Stricklin was amazed, but he also realized how therapeutic the writing process had been for him—and how much he wanted to continue.

Stricklin partnered with a man named Joel Neeb, who survived stage IV appendix cancer, to write his first book, “Survivor’s Obligation: Navigating an Intentional Life.”

The book detailed how each of the men’s survival experiences affected them and opened their eyes to the importance of living an intentional life.

Stricklin said writing became a creative outlet for him. Now, he spends a couple of hours every morning writing, transferring his thoughts to paper before the sun rises and the busyness of the day begins.

“I get satisfaction out of that creative side of my life,” he said, adding that anyone can benefit from journal writing, regardless of how they feel about their writing skills. “I encourage people to journal. When you put pen to paper, you have to think about it differently.
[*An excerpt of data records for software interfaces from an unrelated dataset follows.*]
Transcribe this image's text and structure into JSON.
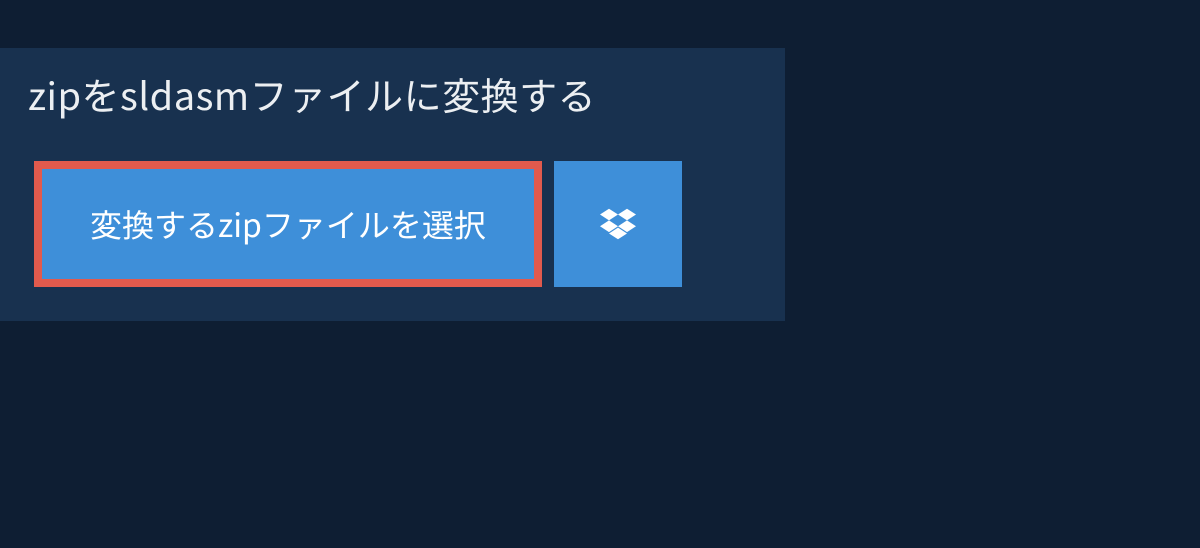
{
  "heading": "zipをsldasmファイルに変換する",
  "select_button_label": "変換するzipファイルを選択",
  "icons": {
    "dropbox": "dropbox-icon"
  },
  "colors": {
    "page_bg": "#0e1e33",
    "panel_bg": "#18314f",
    "button_bg": "#3e8fd9",
    "button_border": "#e15a4d",
    "text_light": "#eceff2",
    "text_white": "#ffffff"
  }
}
Even if you know you’re not a writer, just get a journal.”

“Building Resilience” is the second book in a new series called Military Mentorship Mastermind, a model that Stricklin said employs the “purposeful peers” strategy.

When people leave the military and go back into the real world, he explained, they need mentors they can talk to and lean on for advice as they navigate different situations.
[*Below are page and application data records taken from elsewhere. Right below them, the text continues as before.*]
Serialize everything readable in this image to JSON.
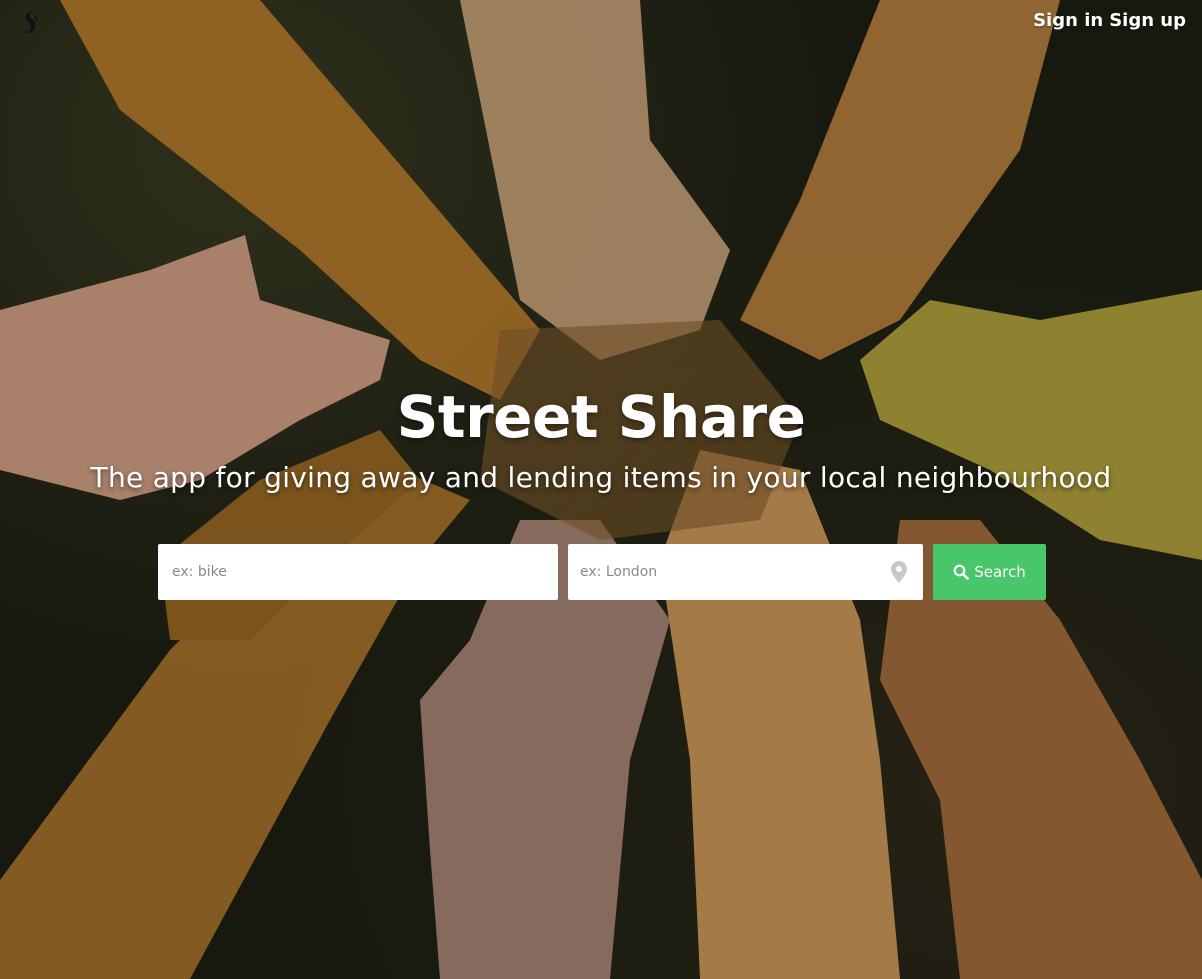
{
  "brand": {
    "logo_icon": "street-share-logo-icon"
  },
  "nav": {
    "sign_in": "Sign in",
    "sign_up": "Sign up"
  },
  "hero": {
    "title": "Street Share",
    "subtitle": "The app for giving away and lending items in your local neighbourhood"
  },
  "search": {
    "item_placeholder": "ex: bike",
    "location_placeholder": "ex: London",
    "location_icon": "map-pin-icon",
    "button_icon": "search-icon",
    "button_label": "Search"
  },
  "colors": {
    "search_button": "#49c56a",
    "text": "#ffffff",
    "input_background": "#ffffff"
  }
}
Stricklin co-authored the first book in the series, “Aiming Higher: A Journey through Military Aviation Leadership,” with Teschner, Jason Harris, Kim Campbell and Daniel Walker.

Like the first two books, each of the next 10 books in the Military Mentorship Mastermind series will feature five authors: Stricklin, Teschner and three other people they choose for each book.
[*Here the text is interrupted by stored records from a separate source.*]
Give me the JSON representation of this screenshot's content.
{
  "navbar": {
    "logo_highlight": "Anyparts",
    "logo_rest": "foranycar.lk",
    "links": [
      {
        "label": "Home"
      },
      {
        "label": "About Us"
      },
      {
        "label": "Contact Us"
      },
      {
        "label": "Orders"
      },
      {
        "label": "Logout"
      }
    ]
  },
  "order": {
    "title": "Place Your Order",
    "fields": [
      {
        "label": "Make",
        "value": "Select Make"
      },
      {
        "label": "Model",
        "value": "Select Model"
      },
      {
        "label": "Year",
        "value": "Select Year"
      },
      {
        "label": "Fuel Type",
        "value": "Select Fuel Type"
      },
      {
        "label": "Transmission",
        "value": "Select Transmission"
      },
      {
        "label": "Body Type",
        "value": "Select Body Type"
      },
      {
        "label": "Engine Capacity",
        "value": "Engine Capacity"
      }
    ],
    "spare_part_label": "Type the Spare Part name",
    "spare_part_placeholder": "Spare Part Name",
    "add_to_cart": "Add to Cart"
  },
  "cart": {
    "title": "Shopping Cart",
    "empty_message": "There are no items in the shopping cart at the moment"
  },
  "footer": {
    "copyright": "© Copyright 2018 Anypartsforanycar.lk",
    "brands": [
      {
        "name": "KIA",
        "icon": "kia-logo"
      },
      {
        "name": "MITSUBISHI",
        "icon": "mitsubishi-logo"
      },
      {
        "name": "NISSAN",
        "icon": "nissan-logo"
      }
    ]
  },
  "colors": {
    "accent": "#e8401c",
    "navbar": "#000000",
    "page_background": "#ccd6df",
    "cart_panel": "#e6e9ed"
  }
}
“We believe you are the average of the five people you spend the most time with,” Stricklin said of the reasoning behind each book having five authors. “We want to surround ourselves with people who challenge us and inspire us.”

If the level of comradery a group of authors attains while working on a book can predict the book’s future success, then Stricklin and his co-authors could have guessed that “Building Resilience” would take off as soon as it was published.

“Building Resilience” reached bestseller status the second day after its release in late April.

“We’re pretty excited about that,” Stricklin said. “We’re really proud of that. We’re getting incredible feedback on it.”

As exciting as the news was, however, Stricklin emphasized his simple hope that, no matter how many people buy this or any of his other books, they make a positive change in someone’s life.

Stricklin said he and his co-authors emphasized this point to their readers in the opening of “Building Resilience,” as evidenced in the following excerpt: “It’s your ability to lead and care for your people confidently, with enthusiasm and vigor, even amid nonstop pain points and disruptions, that focused our writing and caused us to share, with incredible vulnerability, our personal and professional experiences. ‘Why,’ you might ask, ‘did you write this for me?’ Simply because our world desperately needs capable leaders, solid leaders, steady leaders, accountable leaders, inspirational leaders, vulnerable leaders—our world needs real leadership now more than ever before in our lifetimes. We want to help you to be who the world needs you to be, and a huge part of your leadership ability is dependent on building your resilience.”

This purpose is also evident in how the proceeds from the books’ sales are used. According to Stricklin, he and his co-authors of each book decide which five charities they want the profits from that particular book to benefit.

For Stricklin, his charity of choice is Warrior’s Heart, an organization that provides veterans with a place to go for treatment for addiction and post-traumatic stress disorder.

“We don’t care about how many books we sell. Even if one person finds growth in it or how to better their lives, that’s a success,” he said. “Raising money for charity is a byproduct of sharing with other people.”

Stricklin said the planning process for the next book in the series is underway. To learn more about Military Mentorship Mastermind, visit

“This is more about life than it is about the military,” Stricklin said. “We just talk about what we know. We’ve always got to strive to be more tomorrow than we are today.”